“Surf’s Up“, the Beach Boys release from 1971, may not be quite a masterpiece but it comes close in realizing the group’s change in direction from their roots in the California saga of fun in the sun and surf music toward social consciousness and the environment. The content is abound with wonderful melodies, Beach Boys angelic vocals and harmonies plus strong arrangements from group guru Brian Wilson. To say the least, “Surf’s Up” is a welcome SACD release from Analogue Productions.
With the opening track “Don’t Go Near the Water”, you hear the Beach Boys 'choir' in the lead vocals exchange between Al Jardine and Mike Love with superb backing vocals and wonderful harmonies pushed up in the mix with precise clarity. A Moog synthesizer (Al Jardine) plays lightly as Brian Wilson’s intermittent and dissonant piano creates a striking atmospheric frame around the parameters of the sound field. But the bass (played by session man Daryl Dragon) is thick in tone and lacks clear definition which points to the source tapes of this album.

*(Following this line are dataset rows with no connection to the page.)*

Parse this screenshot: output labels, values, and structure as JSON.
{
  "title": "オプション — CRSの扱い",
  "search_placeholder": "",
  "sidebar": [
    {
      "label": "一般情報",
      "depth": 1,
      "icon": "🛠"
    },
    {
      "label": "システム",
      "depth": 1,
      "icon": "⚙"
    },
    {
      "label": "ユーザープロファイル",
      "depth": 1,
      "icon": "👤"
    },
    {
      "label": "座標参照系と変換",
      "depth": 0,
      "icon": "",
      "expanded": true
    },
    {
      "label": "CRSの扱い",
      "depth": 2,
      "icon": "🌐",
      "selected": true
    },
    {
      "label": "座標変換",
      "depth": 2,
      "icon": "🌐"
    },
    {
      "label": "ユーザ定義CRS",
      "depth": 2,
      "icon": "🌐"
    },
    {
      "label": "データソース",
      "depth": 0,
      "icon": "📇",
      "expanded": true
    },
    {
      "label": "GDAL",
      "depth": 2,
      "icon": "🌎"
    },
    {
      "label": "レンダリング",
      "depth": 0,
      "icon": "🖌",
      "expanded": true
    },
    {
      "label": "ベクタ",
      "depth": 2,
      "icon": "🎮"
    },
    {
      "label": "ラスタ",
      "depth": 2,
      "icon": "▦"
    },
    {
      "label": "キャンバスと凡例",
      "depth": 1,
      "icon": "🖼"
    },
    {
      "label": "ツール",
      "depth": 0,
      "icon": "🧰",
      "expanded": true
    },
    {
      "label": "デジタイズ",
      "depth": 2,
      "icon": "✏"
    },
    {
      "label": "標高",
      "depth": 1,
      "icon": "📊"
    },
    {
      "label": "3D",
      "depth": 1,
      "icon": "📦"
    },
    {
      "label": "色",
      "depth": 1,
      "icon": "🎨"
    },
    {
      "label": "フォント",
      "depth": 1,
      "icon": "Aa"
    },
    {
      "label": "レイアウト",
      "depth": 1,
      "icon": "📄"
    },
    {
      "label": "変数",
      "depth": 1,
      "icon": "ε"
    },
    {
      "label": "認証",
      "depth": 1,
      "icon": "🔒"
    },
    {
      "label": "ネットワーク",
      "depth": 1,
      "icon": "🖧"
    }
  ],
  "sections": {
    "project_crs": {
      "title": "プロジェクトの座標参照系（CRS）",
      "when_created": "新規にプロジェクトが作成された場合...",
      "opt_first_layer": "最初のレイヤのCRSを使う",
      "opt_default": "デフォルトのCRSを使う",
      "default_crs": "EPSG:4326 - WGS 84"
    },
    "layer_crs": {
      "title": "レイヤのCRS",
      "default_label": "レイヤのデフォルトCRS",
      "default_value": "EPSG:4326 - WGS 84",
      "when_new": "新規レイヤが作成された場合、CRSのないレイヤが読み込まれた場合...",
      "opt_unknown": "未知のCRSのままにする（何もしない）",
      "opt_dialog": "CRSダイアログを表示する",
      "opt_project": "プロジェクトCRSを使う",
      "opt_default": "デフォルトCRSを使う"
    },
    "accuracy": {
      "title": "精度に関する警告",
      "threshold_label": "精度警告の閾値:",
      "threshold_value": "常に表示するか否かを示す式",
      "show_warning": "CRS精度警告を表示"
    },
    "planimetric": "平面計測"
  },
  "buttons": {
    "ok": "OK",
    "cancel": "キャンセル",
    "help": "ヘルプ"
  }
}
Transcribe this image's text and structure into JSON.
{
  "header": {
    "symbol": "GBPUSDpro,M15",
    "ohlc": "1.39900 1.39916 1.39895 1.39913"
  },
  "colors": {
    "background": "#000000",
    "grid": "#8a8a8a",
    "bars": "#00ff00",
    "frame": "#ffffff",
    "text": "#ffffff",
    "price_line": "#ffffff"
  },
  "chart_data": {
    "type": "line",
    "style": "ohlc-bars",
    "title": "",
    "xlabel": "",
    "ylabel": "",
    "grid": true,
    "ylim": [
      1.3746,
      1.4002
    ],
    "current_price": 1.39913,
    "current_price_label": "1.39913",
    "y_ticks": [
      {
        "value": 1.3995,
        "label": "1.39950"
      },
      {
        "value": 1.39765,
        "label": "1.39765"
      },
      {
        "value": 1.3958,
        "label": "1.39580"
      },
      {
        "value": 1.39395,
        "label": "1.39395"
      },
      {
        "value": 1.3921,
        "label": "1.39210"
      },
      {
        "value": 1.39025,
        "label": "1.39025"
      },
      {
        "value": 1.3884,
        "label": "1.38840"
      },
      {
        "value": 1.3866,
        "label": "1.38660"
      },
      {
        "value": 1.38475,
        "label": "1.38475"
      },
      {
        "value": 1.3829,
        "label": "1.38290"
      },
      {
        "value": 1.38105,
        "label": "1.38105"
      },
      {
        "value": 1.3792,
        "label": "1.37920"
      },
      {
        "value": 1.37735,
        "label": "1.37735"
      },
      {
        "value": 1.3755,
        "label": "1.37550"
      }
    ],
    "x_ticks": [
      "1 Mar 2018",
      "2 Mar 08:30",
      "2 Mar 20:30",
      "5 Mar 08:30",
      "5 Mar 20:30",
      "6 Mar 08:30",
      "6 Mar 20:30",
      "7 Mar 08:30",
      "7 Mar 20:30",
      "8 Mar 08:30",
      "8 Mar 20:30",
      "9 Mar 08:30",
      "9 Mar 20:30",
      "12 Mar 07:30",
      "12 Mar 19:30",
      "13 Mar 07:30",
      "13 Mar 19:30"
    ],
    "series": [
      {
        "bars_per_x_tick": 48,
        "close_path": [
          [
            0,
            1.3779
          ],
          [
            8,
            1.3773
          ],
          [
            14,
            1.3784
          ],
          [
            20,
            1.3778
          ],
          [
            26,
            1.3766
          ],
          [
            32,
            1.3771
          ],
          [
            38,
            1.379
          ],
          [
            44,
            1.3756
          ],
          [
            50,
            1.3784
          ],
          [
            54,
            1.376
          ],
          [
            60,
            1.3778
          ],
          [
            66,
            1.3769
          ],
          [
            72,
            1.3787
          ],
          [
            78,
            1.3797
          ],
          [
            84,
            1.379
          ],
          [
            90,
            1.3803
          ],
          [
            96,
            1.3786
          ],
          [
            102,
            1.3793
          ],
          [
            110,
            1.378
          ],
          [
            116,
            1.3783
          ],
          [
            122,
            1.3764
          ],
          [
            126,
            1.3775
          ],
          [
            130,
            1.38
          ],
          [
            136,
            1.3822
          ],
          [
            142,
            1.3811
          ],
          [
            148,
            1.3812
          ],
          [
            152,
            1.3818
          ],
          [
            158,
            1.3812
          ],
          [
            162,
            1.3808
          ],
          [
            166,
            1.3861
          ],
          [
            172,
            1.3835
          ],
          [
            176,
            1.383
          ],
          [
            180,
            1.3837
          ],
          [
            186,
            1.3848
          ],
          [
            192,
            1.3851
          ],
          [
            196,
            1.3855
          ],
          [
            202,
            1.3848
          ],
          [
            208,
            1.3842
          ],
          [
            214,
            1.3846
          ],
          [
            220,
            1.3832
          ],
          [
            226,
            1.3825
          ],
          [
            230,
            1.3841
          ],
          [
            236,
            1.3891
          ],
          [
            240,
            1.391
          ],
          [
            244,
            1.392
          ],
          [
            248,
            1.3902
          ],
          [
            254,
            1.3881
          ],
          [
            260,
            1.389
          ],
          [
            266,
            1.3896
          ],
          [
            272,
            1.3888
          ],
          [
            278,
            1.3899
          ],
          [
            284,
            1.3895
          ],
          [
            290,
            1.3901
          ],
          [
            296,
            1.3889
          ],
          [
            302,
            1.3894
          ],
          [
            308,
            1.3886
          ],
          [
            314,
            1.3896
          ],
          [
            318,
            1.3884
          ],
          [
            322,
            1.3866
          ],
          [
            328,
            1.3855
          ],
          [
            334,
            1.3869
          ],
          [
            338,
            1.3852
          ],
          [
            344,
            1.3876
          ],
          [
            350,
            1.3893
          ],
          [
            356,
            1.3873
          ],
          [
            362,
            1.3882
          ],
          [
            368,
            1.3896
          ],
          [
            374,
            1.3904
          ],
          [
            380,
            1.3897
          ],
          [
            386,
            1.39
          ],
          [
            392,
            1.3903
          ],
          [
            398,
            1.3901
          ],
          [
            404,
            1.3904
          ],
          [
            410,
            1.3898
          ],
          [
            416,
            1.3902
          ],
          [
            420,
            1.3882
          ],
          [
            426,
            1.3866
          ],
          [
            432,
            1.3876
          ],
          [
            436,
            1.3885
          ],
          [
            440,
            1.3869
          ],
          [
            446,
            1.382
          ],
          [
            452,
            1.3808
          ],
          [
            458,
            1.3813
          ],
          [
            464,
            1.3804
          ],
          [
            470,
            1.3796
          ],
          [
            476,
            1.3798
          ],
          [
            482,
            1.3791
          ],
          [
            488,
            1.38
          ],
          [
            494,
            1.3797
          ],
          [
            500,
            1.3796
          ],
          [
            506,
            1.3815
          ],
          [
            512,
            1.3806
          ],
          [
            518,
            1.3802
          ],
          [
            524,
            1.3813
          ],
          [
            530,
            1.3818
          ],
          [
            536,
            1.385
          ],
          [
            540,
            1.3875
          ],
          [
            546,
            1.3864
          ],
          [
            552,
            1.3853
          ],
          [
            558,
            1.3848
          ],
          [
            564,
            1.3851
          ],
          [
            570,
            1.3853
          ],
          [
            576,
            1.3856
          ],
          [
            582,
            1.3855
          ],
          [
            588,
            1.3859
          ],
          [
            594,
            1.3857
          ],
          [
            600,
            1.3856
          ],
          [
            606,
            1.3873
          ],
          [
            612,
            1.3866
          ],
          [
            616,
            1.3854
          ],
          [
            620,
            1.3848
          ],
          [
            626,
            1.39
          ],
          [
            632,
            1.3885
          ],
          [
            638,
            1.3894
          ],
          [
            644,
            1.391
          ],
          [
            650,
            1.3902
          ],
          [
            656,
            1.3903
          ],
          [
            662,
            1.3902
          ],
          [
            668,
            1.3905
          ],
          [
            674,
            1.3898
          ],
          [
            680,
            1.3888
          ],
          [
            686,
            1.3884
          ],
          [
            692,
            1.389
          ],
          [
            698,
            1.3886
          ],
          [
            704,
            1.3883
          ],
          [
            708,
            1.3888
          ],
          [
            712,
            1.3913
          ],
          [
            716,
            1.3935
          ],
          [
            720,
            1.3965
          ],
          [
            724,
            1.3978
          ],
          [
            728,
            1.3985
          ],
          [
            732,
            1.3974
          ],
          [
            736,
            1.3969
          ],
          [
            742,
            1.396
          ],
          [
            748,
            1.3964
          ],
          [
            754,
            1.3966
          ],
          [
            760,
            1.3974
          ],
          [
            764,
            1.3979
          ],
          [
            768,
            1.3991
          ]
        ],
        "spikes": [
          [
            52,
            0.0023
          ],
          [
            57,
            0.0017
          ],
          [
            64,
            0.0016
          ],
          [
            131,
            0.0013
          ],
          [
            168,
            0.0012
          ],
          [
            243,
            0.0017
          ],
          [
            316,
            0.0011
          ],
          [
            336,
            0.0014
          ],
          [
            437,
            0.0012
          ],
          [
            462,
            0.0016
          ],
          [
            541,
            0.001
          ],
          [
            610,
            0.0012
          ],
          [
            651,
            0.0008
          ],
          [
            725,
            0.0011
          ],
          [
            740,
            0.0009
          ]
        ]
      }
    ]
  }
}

In my opinion, the original master tapes were not used for this SACD release. I checked the liner notes produced by Analogue Productions with no reference as to the source tapes. Although the fidelity is very good with first rate production on "Surf's Up", the audio appears to be produced from second generation tapes. Still, the mastering done by Kevin Gray is excellent providing a warm analogue sound that manages to imbue this SACD with a higher level of audio quality.
“Disney Girls (1957)” is a Bruce Johnston composition as he takes on lead vocals with lyrics harkening back to a bygone era and a simpler time. Johnston’s vocals are crisp and clear as typical in a Beach Boys arrangement. Johnston also play the mandolin as it reverberates with a light texture in the background. The soundstage is open and expansive capturing a carefree quality to the music.
The best realized song “Til I Die”, and one of the best Beach Boys songs in their vast catalogue, is set out by it’s great vocal arrangement from Brian Wilson. Three lead vocalists (Mike Love, Brian Wilson, Carl Wilson) intertwine on this ballad and credit goes to the audio engineer Stephen Desper who coalesced these vocals in an excellent mix by blending in the always great Beach Boys harmonies. The vocal tracks were subtly supported by vibraphone and organ (both from Daryl Dragon) played in soft tones that add a deft touch to the music. The spatial qualities are just superb!
A few comments about suggestions or confusion that “Surf’s Up” was created for quadraphonic sound. As per the internet site QuadraphonicQuad Forums and information posted by Stephen Desper, the Engineer on the original recordings, he created a ‘virtual format’ to be played in Stereo in devising a 3-D sound image. Warner Records apparently rejected Desper's 'virtual format' for “Surf’s Up” as originally released in 1971. A later printing of a Warner/Reprise LP contained erroneous information that an EV-4 decoder (quadraphonic matrix system) could be used to produce audio in rear channels. Based on this information, Analogue Productions, for this SACD release, probably used an EV-4 decoder to extract audio information to create 4-channel sound. As per Mr. Desper, EV-4 is the wrong decoder and the wrong format (album originally mixed and meant to be heard via a virtual matrix decoder over a 2 speaker system). Reference: QuadraphonicQuad Forums thread ‘Misconceptions about Sunflower so-called quad’.
It should be noted Analogue Productions does not state or claim the SACD is 4.0 Quad. It is stated as a SACD Stereo release.
The Beach Boys “Surf’s Up” is an accomplished set of songs and worthy of a high standing in the upper echelon of their album releases. The sonics may be a little short of the best in high quality audio but it is still embodies a level of excellence in production. A sterling SACD release.
Copyright © 2016 Rick Kosmick and HRAudio.net